- Opening Delimiter -
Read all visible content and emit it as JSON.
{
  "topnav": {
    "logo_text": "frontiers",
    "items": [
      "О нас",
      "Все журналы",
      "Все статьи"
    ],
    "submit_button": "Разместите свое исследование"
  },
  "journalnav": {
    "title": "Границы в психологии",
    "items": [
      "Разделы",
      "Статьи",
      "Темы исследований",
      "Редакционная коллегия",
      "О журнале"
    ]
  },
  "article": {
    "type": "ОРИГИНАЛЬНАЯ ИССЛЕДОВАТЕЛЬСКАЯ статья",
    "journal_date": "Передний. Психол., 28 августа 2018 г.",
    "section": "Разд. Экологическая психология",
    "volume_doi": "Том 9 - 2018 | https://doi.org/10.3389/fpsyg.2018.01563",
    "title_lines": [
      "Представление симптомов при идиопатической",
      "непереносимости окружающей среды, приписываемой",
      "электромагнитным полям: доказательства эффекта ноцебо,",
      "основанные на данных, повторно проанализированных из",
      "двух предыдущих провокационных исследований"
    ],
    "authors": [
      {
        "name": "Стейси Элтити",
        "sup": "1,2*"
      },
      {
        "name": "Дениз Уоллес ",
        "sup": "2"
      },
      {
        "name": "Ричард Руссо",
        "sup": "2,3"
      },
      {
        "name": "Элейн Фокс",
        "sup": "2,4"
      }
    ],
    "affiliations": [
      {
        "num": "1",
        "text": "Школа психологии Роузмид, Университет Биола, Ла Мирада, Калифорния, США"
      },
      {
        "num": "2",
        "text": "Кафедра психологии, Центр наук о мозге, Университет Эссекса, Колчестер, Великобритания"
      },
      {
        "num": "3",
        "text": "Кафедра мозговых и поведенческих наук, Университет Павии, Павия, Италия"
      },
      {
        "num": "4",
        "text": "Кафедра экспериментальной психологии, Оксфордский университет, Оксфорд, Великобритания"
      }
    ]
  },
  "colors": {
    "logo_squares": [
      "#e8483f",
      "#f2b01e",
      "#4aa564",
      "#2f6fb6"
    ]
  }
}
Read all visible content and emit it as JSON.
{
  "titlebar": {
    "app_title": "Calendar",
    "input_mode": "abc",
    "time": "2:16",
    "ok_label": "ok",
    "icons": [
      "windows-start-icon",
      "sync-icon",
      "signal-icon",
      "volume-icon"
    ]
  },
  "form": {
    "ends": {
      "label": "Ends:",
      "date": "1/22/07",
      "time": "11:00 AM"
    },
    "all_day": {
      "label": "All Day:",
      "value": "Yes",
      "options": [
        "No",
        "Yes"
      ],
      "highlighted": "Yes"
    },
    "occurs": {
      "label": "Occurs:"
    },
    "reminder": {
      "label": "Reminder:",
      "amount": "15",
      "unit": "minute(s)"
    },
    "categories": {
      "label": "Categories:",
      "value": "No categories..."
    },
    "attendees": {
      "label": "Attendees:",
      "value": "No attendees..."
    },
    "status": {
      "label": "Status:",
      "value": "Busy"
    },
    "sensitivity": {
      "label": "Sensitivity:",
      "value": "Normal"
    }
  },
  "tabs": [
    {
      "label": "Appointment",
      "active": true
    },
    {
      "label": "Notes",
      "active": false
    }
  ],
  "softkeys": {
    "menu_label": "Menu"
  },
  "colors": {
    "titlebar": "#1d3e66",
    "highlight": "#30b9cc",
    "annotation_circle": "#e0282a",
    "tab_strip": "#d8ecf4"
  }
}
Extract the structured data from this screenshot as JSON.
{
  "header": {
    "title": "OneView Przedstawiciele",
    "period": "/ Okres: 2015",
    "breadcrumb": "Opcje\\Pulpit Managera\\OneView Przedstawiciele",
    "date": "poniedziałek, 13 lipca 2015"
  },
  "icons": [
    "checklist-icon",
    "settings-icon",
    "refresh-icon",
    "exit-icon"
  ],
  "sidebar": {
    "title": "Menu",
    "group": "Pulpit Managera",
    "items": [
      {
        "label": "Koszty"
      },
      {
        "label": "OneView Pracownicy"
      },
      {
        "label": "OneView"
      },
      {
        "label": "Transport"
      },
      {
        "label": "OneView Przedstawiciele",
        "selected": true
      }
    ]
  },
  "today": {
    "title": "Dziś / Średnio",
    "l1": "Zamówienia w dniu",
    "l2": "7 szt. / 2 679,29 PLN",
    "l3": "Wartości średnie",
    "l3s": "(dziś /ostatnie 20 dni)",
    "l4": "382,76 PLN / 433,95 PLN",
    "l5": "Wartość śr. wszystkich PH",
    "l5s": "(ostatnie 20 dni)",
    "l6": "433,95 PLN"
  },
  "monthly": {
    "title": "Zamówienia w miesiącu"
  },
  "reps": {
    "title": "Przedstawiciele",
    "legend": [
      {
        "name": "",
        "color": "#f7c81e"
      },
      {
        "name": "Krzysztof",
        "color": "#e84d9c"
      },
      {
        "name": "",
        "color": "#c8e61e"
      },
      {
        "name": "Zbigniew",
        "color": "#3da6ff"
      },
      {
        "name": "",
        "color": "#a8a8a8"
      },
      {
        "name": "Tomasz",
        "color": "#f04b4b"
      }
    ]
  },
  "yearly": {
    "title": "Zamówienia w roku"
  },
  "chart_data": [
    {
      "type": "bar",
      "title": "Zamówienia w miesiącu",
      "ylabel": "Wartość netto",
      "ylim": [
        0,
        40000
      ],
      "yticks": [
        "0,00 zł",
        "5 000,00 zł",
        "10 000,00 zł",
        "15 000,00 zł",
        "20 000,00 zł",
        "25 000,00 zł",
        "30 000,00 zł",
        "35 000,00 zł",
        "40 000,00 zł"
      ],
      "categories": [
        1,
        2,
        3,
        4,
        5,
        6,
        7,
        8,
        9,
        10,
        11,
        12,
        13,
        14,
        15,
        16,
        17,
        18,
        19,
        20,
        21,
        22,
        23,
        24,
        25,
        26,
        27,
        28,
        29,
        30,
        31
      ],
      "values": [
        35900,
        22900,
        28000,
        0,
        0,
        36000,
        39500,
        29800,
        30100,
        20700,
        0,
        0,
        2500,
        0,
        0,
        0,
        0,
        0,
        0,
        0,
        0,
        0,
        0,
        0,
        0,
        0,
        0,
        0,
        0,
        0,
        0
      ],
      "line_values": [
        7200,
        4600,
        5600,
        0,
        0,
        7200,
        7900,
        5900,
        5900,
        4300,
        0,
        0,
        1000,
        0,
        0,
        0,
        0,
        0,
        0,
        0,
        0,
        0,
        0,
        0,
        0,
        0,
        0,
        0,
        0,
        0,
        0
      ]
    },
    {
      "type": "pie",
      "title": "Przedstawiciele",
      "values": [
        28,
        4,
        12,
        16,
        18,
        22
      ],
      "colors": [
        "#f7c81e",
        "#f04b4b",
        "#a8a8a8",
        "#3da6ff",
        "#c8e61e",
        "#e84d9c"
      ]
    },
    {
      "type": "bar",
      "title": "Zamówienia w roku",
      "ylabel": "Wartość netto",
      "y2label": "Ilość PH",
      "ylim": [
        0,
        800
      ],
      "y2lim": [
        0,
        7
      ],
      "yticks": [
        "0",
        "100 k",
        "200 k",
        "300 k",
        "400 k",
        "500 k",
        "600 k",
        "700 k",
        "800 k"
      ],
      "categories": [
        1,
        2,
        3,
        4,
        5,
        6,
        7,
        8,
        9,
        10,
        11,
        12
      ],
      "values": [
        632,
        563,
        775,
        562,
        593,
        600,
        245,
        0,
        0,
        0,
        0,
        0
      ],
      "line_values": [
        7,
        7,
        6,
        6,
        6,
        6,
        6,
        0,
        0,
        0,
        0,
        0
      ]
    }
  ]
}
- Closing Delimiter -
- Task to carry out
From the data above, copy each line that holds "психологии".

- Worked solution
    "title": "Границы в психологии",
        "text": "Школа психологии Роузмид, Университет Биола, Ла Мирада, Калифорния, США"
        "text": "Кафедра психологии, Центр наук о мозге, Университет Эссекса, Колчестер, Великобритания"
        "text": "Кафедра экспериментальной психологии, Оксфордский университет, Оксфорд, Великобритания"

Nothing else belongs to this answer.